Task to complete :: State the number of lines in these records that include the string "Have", and say nothing more.
** Opening Input data block **
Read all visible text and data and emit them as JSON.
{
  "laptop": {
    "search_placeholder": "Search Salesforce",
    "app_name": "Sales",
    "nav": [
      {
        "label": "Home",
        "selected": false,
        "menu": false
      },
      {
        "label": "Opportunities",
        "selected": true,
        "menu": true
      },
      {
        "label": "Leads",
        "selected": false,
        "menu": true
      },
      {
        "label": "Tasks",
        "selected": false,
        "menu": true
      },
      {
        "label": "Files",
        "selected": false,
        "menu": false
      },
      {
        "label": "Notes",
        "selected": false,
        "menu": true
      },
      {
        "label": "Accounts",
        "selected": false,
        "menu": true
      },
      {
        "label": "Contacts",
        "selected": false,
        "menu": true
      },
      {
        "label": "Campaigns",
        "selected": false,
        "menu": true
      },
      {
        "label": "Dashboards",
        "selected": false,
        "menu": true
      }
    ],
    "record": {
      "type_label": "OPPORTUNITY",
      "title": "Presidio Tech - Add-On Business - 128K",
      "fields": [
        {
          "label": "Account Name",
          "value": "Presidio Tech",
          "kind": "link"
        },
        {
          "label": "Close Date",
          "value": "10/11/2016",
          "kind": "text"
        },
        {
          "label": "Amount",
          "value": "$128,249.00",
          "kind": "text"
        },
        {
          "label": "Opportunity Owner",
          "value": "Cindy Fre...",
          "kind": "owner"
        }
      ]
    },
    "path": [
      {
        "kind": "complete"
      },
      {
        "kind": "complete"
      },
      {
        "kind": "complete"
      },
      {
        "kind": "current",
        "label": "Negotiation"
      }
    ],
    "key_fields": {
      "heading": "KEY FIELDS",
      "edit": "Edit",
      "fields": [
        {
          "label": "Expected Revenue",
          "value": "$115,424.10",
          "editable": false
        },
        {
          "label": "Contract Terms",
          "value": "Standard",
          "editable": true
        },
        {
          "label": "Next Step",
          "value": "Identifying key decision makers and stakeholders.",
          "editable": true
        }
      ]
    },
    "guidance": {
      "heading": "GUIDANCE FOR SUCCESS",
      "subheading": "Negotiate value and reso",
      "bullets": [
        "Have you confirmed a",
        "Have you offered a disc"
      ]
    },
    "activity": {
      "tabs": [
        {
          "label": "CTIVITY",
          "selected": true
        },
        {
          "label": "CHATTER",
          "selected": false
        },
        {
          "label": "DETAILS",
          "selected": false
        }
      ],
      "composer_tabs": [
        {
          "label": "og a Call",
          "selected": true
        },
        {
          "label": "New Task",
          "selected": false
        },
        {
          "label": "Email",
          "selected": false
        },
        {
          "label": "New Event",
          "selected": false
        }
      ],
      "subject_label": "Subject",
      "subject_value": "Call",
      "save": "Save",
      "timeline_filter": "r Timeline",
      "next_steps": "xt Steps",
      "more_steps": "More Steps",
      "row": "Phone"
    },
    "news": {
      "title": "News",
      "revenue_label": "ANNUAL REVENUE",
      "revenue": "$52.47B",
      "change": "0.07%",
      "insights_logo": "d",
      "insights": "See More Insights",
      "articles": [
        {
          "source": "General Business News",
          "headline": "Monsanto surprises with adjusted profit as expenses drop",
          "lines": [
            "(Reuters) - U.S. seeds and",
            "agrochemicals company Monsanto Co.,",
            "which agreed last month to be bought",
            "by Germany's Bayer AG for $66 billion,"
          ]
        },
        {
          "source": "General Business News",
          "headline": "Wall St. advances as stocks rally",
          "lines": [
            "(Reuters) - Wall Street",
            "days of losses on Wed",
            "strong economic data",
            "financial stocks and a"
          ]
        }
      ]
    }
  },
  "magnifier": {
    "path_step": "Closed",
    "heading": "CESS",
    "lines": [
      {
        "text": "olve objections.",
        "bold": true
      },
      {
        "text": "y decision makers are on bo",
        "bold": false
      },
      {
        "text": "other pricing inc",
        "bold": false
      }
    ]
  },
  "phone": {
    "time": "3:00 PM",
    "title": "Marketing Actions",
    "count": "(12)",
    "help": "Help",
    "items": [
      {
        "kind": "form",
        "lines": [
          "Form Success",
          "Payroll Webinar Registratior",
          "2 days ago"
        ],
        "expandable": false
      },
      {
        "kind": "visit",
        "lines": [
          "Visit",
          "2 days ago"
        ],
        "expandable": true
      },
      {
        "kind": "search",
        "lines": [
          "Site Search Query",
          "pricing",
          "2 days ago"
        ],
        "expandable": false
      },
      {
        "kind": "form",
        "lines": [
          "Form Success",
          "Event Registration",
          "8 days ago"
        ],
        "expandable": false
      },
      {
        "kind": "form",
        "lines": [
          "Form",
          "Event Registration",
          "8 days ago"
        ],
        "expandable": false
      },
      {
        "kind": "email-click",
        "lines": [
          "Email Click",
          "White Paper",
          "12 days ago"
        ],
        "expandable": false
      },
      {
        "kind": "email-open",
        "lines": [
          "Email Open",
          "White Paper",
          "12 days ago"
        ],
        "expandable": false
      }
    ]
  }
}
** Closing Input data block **
Exercise result :: 2